Heavy weather dredging (Retrieved from YouTube 18/10/2012, unknown source)


  1. Cosmological Constant Confirmed
  2. IADC Young Author Award for 1DH Hopper Loading Model of Jordy Boone

See also

Overview of hopper loading models by Ben Sloof
Nice report with an overview of the various hopper loading models

Dredging Engineering (lectures)

Dredging Engineering (papers)

Damen Standard TSHD

Damen MAD

A Simple Soil Sample Show

Demonstration at a workshop ‘Advise a dredging customer’

Recently I had to give a demonstration on one of the aspects of my work: investigate what type of soils the customer will be encountering, what type of dredging equipment is most suitable for that application and what will the production be under those conditions. At this demonstration, the purpose was, to show how I can make something simple very complicated in a short time. The challenge here will be to take you with me on this precipitous path to enlightenment.

Ingredients for a sand sieving demonstration

The example case was to examine two different soil samples. Each was artificially mixed, but representing a Particle Size Distribution of two different borrow areas. The samples are delivered in widely available standardised containers. Yeah, you recognised them: 1.5L soda pop bottles. As the samples were wet, they had to be dried. Normally, this can take two to three hours. Here we applied a magical temporal acceleration by employing a Calvin style cardboard box as an oven. The literal main ‘activity’ for the participants was to manually shake the sieve tower. Rest assured, in our own soil analysis lab we use an industrial automatic sieve tower. This antique specimen comes from our museum. The separated fractions from the sieves, then have to be weighed and finally plotted in a so called particle size diagram. Horizontally you can take a sieve diameter and vertically you can read what mass percentage will pass that mesh diameter.

Resulting Particle Size Distribution and key parameters

Although both samples have the same median diameter d50 (354µm), which is indicative of the general particle size, the distribution is very different. Sample A is almost totally the same diameter, where sample B has a broad distribution. A measure for the distribution is the Uniformity Index (d60/d10). Another important figure to be taken from this graph is the silt fraction. This is the percentage of particles that is smaller than 63µm. More parameters can be taken form this graph, but these are the most important for now.

Influence of particle size distribution on slurry transport

From the equation for the critical velocity, the uniformity index plays an active role. If the uniformity index increases, there is more fine material. Fines tend to increase the density and viscosity of the fluid. Consequently the resulting mixture behaves like a heavier fluid, carrying larger particles. Effectively, the resistance of a non-uniform sand is higher than for a more uniform sand mixture.

Influence of particle size distribution on cutter production

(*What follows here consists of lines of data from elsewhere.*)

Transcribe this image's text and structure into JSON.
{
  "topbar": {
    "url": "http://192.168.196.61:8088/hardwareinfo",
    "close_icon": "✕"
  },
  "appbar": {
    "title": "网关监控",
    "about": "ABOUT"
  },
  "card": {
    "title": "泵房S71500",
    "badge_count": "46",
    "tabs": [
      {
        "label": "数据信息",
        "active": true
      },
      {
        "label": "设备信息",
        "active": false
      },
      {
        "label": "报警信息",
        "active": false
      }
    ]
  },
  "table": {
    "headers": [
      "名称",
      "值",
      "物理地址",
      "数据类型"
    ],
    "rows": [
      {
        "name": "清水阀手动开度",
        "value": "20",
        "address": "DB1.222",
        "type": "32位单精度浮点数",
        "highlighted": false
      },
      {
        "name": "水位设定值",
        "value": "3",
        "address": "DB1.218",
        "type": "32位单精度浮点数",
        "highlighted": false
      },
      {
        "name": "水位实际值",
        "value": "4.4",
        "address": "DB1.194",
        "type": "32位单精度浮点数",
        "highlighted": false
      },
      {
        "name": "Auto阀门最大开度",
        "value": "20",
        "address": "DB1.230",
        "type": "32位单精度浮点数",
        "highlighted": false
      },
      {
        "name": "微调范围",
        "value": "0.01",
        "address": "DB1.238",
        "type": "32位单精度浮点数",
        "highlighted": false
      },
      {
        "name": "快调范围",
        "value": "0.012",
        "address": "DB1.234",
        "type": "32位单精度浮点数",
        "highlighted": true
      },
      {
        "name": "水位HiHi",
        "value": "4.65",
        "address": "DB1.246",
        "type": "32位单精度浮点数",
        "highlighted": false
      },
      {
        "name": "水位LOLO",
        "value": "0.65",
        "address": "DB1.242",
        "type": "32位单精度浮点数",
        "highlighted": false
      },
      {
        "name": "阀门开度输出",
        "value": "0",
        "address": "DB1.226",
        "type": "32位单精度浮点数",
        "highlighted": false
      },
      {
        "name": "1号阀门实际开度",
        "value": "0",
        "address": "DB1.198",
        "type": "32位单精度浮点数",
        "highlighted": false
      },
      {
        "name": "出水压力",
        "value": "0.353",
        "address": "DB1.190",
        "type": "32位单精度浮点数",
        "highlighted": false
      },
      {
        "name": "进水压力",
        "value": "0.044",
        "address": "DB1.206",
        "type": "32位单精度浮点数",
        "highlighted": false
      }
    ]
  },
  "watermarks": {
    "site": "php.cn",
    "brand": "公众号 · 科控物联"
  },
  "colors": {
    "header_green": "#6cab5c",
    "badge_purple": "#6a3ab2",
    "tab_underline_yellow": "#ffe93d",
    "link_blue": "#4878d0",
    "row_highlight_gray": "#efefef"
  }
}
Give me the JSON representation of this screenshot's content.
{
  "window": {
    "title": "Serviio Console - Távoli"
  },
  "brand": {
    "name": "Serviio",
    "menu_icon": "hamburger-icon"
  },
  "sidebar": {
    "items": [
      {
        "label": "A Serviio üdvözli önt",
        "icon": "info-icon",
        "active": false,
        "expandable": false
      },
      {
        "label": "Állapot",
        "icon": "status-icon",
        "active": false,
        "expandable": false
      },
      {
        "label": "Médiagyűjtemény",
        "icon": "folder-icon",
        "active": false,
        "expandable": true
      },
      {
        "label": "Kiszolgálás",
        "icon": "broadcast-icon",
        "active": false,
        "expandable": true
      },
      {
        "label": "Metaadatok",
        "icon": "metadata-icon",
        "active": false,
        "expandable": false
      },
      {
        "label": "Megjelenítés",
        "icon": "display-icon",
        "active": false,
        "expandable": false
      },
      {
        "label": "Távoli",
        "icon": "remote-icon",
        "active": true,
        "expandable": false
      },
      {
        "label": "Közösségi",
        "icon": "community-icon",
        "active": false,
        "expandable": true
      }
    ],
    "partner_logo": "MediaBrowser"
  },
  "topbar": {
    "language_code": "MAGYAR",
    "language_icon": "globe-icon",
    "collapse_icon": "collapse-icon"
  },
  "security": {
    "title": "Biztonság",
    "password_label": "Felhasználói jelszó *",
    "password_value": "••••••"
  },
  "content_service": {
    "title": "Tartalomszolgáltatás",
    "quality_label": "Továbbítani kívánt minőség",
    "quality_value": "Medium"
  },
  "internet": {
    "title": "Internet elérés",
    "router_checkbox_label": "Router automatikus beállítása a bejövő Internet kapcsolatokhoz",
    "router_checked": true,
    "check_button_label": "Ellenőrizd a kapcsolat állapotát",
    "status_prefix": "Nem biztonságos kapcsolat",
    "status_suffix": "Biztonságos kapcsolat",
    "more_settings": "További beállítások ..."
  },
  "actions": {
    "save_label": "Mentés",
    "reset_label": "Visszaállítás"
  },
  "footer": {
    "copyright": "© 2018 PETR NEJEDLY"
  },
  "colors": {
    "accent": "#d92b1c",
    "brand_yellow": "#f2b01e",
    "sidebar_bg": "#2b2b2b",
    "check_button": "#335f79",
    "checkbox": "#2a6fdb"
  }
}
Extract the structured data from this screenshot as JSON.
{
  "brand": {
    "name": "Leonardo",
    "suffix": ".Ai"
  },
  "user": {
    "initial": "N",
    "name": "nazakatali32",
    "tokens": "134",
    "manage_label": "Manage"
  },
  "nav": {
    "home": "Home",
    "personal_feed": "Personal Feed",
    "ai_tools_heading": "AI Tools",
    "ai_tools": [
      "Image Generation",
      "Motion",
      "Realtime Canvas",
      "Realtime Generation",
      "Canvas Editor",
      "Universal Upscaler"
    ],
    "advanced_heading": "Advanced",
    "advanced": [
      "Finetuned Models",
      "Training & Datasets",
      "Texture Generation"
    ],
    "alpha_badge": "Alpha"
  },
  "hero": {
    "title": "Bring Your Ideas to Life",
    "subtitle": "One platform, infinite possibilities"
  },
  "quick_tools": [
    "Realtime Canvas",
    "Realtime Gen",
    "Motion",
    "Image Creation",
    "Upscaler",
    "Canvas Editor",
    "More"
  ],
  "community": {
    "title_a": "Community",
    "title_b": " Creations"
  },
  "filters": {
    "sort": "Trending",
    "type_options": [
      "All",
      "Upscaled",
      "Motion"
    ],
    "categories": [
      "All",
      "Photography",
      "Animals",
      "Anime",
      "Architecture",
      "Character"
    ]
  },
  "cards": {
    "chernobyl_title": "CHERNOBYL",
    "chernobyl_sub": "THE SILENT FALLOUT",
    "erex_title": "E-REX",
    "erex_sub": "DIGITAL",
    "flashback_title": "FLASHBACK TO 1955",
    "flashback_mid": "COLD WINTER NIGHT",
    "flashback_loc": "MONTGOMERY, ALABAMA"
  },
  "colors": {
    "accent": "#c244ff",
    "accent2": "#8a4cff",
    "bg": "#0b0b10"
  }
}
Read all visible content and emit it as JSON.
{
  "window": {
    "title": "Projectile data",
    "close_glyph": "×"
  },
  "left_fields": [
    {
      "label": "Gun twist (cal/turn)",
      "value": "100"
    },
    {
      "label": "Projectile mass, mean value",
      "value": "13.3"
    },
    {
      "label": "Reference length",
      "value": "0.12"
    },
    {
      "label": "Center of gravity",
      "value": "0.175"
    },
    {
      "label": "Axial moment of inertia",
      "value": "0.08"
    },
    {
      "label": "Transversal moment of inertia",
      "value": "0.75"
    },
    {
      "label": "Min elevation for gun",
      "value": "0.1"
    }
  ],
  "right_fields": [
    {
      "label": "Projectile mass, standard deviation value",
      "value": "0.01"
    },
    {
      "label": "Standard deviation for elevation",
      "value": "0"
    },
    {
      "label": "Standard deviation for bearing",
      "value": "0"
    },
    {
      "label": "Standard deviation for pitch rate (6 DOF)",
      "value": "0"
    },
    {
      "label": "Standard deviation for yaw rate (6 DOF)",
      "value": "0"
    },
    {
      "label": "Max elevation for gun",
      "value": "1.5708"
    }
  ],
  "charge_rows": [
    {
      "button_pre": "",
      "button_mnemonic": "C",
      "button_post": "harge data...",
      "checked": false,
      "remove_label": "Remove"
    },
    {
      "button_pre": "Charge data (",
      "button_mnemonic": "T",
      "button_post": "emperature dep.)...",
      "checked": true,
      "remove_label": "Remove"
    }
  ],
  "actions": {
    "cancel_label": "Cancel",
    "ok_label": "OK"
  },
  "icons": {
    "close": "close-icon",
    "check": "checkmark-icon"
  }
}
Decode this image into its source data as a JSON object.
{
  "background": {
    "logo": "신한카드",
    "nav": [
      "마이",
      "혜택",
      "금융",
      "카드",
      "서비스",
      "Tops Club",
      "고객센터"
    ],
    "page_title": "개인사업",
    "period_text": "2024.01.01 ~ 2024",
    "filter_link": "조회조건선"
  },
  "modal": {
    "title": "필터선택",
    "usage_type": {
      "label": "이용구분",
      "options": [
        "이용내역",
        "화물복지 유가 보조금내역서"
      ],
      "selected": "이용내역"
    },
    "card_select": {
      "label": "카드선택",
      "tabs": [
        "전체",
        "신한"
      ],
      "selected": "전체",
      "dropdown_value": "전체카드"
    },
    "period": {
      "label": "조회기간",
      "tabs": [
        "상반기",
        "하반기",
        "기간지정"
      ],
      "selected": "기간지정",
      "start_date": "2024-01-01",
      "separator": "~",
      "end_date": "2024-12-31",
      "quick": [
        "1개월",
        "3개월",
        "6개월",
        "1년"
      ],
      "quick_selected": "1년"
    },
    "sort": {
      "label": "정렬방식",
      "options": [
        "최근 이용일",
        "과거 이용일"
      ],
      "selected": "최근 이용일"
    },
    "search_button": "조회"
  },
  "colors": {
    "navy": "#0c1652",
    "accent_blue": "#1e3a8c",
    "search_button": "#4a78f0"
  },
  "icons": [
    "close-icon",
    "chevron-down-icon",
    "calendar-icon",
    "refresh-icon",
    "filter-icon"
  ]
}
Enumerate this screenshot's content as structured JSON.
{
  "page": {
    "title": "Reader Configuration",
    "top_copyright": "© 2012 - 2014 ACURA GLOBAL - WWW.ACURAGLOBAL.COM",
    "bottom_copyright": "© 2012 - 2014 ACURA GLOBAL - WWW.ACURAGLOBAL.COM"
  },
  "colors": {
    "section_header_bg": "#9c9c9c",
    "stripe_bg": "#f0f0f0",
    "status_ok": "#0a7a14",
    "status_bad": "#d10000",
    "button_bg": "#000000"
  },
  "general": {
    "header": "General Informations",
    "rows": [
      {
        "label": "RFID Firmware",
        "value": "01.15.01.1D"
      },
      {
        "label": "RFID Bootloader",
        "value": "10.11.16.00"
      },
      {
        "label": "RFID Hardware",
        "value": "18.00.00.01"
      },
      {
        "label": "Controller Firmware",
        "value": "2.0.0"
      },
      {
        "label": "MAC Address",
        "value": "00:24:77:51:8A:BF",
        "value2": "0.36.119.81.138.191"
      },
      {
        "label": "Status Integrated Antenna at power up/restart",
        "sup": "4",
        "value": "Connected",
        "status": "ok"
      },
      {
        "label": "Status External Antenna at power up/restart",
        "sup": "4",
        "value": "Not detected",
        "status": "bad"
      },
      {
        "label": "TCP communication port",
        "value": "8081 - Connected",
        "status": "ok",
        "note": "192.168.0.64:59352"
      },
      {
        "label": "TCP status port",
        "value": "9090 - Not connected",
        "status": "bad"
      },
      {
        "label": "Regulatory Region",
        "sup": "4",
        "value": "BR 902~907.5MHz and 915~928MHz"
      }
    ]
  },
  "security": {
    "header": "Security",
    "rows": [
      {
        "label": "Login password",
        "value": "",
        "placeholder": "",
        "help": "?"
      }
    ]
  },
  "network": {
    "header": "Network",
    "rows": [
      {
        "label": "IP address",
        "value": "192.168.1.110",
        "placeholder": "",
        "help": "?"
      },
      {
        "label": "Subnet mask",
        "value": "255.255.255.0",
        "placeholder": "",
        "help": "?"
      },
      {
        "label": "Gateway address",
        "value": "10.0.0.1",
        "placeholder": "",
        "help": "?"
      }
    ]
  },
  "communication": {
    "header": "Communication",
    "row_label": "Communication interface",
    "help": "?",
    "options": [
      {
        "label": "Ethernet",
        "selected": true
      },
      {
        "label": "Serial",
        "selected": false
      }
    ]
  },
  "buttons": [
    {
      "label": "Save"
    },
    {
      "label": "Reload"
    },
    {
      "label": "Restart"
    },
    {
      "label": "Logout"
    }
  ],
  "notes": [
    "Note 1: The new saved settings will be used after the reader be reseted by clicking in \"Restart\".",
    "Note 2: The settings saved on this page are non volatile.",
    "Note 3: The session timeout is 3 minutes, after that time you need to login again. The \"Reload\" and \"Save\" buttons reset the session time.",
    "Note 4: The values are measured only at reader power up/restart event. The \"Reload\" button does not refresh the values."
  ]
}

Another aspect of the dredging process is the ability of the CSD to excavate the material from the bottom. Here the uniformity index has the complete opposite influence. A uniform sand distribution will have a lot of voids between the grains. The particles will move easily over each other. When there are lot of smaller particles available, they tend to clog up the voids and bond the bigger particles in a gridlock. These sediments are very hard to excavate. If no geotechnical investigation is available, the PSD can help to estimate a SPT.
With the grains size and the SPT, the audience consulted our lovely looking assistant ‘Sandy’ for a first selection of the required CSD.

Short evaluation of a selected dredge at ‘’


Wilson, Addie & Clift, (1992), “Slurry Transport Using Centrifugal Pumps”, Chapter 5 “Heterogeneous Slurry Flow in Horizontal Pipes”

Youd, (1970), “Densification and Shear of Sand during Vibration”, Journal of the Soil Mechanics and Foundations Division, 1970, Vol. 96, Issue 3, Pg. 863-880

See also

Geotechnical investigation

Dredge Finder